The National Board for Wildlife (NBW),which is chaired by Prime Minister Manmohan Singh,will meet on Wednesday after a gap of more than two-and-a-half years to discuss a number of issues including the eco-tourism guidelines that have recently come under the Supreme Courts scrutiny.
The Supreme Court banned tourism in core areas of tiger habitats last month after which the central government agreed to review these guidelines. The apex court asked all stakeholders to make suggestions to the central government in preparing the revised guidelines. After the government submits the revised guidelines,the court will issue directions as to how to implement these.
The NBW,a statutory body with about 50 members,advises the central government on framing policies for conservation of wildlife. The meeting on Wednesday is likely to discuss the issues arising out of the complete ban on tourism in tiger areas and the views of various state governments and other stakeholders in this regard.
The meeting is slated to also discuss the proposed amendments in the Wildlife Protection Act of 1972. These amendments seek to significantly enhance the penalty provisions for crimes against wildlife. In particular,the penalties for certain offences are sought to be increased from seven years imprisonment and/ or a fine of Rs 25,000 to seven years imprisonment and/ or a fine of Rs 50 lakh depending on the category of the crime. The draft amendment Bill has already been prepared by the Environment Ministry and is awaiting Cabinet clearance.
In addition,the meeting will take up for discussion the issue of finding a second home for Asiatic lions,which are currently found only in Gir forests of Gujarat,and the proposal for re-introduction of cheetah in India.

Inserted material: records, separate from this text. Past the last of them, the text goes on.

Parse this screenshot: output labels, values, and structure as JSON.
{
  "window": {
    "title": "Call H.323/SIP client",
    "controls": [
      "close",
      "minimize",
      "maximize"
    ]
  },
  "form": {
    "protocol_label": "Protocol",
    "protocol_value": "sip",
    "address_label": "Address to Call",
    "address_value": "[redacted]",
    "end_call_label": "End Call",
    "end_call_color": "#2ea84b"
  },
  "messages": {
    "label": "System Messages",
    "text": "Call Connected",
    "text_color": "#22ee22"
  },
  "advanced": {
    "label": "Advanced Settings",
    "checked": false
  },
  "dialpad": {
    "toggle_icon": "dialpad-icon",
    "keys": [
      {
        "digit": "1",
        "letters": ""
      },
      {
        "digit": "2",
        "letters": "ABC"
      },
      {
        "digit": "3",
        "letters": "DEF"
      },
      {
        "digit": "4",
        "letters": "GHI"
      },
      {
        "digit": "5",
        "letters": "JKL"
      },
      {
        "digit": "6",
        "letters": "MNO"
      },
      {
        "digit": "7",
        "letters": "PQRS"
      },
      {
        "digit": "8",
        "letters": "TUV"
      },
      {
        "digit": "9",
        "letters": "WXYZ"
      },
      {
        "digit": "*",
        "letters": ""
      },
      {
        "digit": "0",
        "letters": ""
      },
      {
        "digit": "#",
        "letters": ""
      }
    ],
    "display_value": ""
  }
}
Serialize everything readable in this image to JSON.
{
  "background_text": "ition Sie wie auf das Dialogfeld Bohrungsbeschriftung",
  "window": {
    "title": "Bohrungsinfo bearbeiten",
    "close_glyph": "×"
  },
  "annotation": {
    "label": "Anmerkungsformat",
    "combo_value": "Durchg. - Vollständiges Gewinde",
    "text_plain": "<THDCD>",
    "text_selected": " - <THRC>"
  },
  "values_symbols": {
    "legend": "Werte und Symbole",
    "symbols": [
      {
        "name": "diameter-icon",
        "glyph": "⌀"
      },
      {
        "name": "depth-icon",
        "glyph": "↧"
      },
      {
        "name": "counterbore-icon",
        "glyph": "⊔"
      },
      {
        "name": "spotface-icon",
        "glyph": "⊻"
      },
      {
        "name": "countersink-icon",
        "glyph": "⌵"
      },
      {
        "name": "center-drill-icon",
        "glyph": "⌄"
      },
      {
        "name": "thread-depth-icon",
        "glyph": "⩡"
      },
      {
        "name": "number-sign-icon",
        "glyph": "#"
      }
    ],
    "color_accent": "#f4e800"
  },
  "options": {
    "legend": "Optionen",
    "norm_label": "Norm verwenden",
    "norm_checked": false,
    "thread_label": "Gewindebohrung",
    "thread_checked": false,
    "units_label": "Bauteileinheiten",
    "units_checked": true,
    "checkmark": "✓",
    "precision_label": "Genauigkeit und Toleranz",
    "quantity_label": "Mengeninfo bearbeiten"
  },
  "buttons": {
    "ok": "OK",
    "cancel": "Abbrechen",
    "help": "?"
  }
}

Some members have decided to raise the issue of neglect of protected areas other than tiger reserves. They have pointed out that while the 40 tiger reserves have attracted a funding of Rs 778 crore during the 11th five year plan and Rs 167 crore in the current financial year,the other 671 protected areas were starved of funds. Only Rs 364 crore was allocated for preservation of wildlife in these areas in the 11th plan.
In the current financial year,the allocation for the non-tiger protected areas was a mere Rs 73 crore,they have said.